▸ Exercise details
Whenever a picture appears, leave it out while repeating all the other data exactly.

Start of Input records

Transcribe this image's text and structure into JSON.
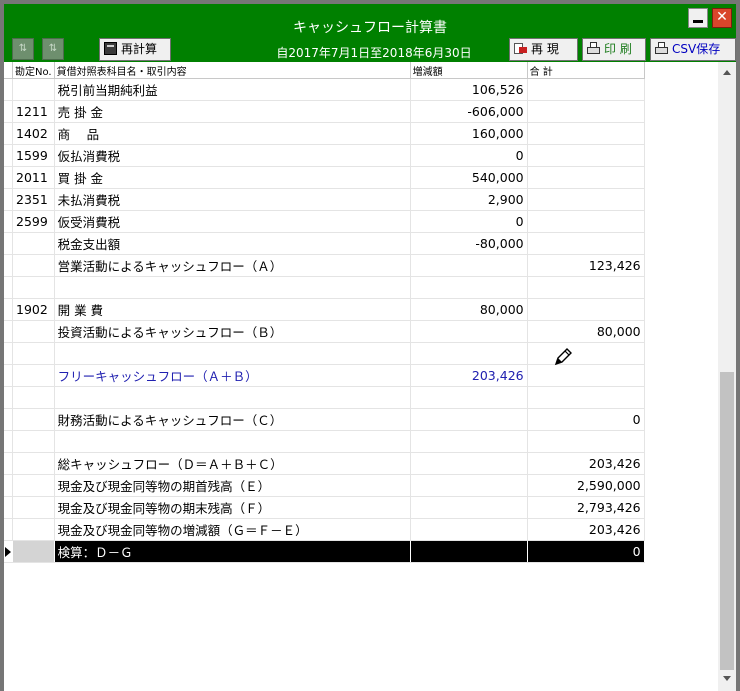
{
  "window": {
    "title": "キャッシュフロー計算書",
    "minimize_icon": "minimize-icon",
    "close_icon": "close-icon",
    "close_glyph": "✕"
  },
  "toolbar": {
    "recalc_label": "再計算",
    "period_label": "自2017年7月1日至2018年6月30日",
    "restore_label": "再 現",
    "print_label": "印 刷",
    "csv_label": "CSV保存",
    "left_icon_1": "sort-asc-icon",
    "left_icon_2": "sort-desc-icon"
  },
  "table": {
    "headers": {
      "code": "勘定No.",
      "name": "貸借対照表科目名・取引内容",
      "amount": "増減額",
      "total": "合 計"
    },
    "rows": [
      {
        "code": "",
        "name": "税引前当期純利益",
        "amount": "106,526",
        "total": ""
      },
      {
        "code": "1211",
        "name": "売 掛 金",
        "amount": "-606,000",
        "total": ""
      },
      {
        "code": "1402",
        "name": "商　 品",
        "amount": "160,000",
        "total": ""
      },
      {
        "code": "1599",
        "name": "仮払消費税",
        "amount": "0",
        "total": ""
      },
      {
        "code": "2011",
        "name": "買 掛 金",
        "amount": "540,000",
        "total": ""
      },
      {
        "code": "2351",
        "name": "未払消費税",
        "amount": "2,900",
        "total": ""
      },
      {
        "code": "2599",
        "name": "仮受消費税",
        "amount": "0",
        "total": ""
      },
      {
        "code": "",
        "name": "税金支出額",
        "amount": "-80,000",
        "total": ""
      },
      {
        "code": "",
        "name": "営業活動によるキャッシュフロー（Ａ）",
        "amount": "",
        "total": "123,426"
      },
      {
        "code": "",
        "name": "",
        "amount": "",
        "total": ""
      },
      {
        "code": "1902",
        "name": "開 業 費",
        "amount": "80,000",
        "total": ""
      },
      {
        "code": "",
        "name": "投資活動によるキャッシュフロー（Ｂ）",
        "amount": "",
        "total": "80,000"
      },
      {
        "code": "",
        "name": "",
        "amount": "",
        "total": ""
      },
      {
        "code": "",
        "name": "フリーキャッシュフロー（Ａ＋Ｂ）",
        "amount": "203,426",
        "total": "",
        "style": "blue"
      },
      {
        "code": "",
        "name": "",
        "amount": "",
        "total": ""
      },
      {
        "code": "",
        "name": "財務活動によるキャッシュフロー（Ｃ）",
        "amount": "",
        "total": "0"
      },
      {
        "code": "",
        "name": "",
        "amount": "",
        "total": ""
      },
      {
        "code": "",
        "name": "総キャッシュフロー（Ｄ＝Ａ＋Ｂ＋Ｃ）",
        "amount": "",
        "total": "203,426"
      },
      {
        "code": "",
        "name": "現金及び現金同等物の期首残高（Ｅ）",
        "amount": "",
        "total": "2,590,000"
      },
      {
        "code": "",
        "name": "現金及び現金同等物の期末残高（Ｆ）",
        "amount": "",
        "total": "2,793,426"
      },
      {
        "code": "",
        "name": "現金及び現金同等物の増減額（Ｇ＝Ｆ－Ｅ）",
        "amount": "",
        "total": "203,426"
      },
      {
        "code": "",
        "name": "検算：Ｄ－Ｇ",
        "amount": "",
        "total": "0",
        "style": "black"
      }
    ]
  },
  "cursor": {
    "icon": "pencil-icon"
  }
}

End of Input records

▸ Response below
Transcribe this image's text and structure into JSON.
{
  "window": {
    "title": "キャッシュフロー計算書",
    "minimize_icon": "minimize-icon",
    "close_icon": "close-icon",
    "close_glyph": "✕"
  },
  "toolbar": {
    "recalc_label": "再計算",
    "period_label": "自2017年7月1日至2018年6月30日",
    "restore_label": "再 現",
    "print_label": "印 刷",
    "csv_label": "CSV保存",
    "left_icon_1": "sort-asc-icon",
    "left_icon_2": "sort-desc-icon"
  },
  "table": {
    "headers": {
      "code": "勘定No.",
      "name": "貸借対照表科目名・取引内容",
      "amount": "増減額",
      "total": "合 計"
    },
    "rows": [
      {
        "code": "",
        "name": "税引前当期純利益",
        "amount": "106,526",
        "total": ""
      },
      {
        "code": "1211",
        "name": "売 掛 金",
        "amount": "-606,000",
        "total": ""
      },
      {
        "code": "1402",
        "name": "商　 品",
        "amount": "160,000",
        "total": ""
      },
      {
        "code": "1599",
        "name": "仮払消費税",
        "amount": "0",
        "total": ""
      },
      {
        "code": "2011",
        "name": "買 掛 金",
        "amount": "540,000",
        "total": ""
      },
      {
        "code": "2351",
        "name": "未払消費税",
        "amount": "2,900",
        "total": ""
      },
      {
        "code": "2599",
        "name": "仮受消費税",
        "amount": "0",
        "total": ""
      },
      {
        "code": "",
        "name": "税金支出額",
        "amount": "-80,000",
        "total": ""
      },
      {
        "code": "",
        "name": "営業活動によるキャッシュフロー（Ａ）",
        "amount": "",
        "total": "123,426"
      },
      {
        "code": "",
        "name": "",
        "amount": "",
        "total": ""
      },
      {
        "code": "1902",
        "name": "開 業 費",
        "amount": "80,000",
        "total": ""
      },
      {
        "code": "",
        "name": "投資活動によるキャッシュフロー（Ｂ）",
        "amount": "",
        "total": "80,000"
      },
      {
        "code": "",
        "name": "",
        "amount": "",
        "total": ""
      },
      {
        "code": "",
        "name": "フリーキャッシュフロー（Ａ＋Ｂ）",
        "amount": "203,426",
        "total": "",
        "style": "blue"
      },
      {
        "code": "",
        "name": "",
        "amount": "",
        "total": ""
      },
      {
        "code": "",
        "name": "財務活動によるキャッシュフロー（Ｃ）",
        "amount": "",
        "total": "0"
      },
      {
        "code": "",
        "name": "",
        "amount": "",
        "total": ""
      },
      {
        "code": "",
        "name": "総キャッシュフロー（Ｄ＝Ａ＋Ｂ＋Ｃ）",
        "amount": "",
        "total": "203,426"
      },
      {
        "code": "",
        "name": "現金及び現金同等物の期首残高（Ｅ）",
        "amount": "",
        "total": "2,590,000"
      },
      {
        "code": "",
        "name": "現金及び現金同等物の期末残高（Ｆ）",
        "amount": "",
        "total": "2,793,426"
      },
      {
        "code": "",
        "name": "現金及び現金同等物の増減額（Ｇ＝Ｆ－Ｅ）",
        "amount": "",
        "total": "203,426"
      },
      {
        "code": "",
        "name": "検算：Ｄ－Ｇ",
        "amount": "",
        "total": "0",
        "style": "black"
      }
    ]
  },
  "cursor": {
    "icon": "pencil-icon"
  }
}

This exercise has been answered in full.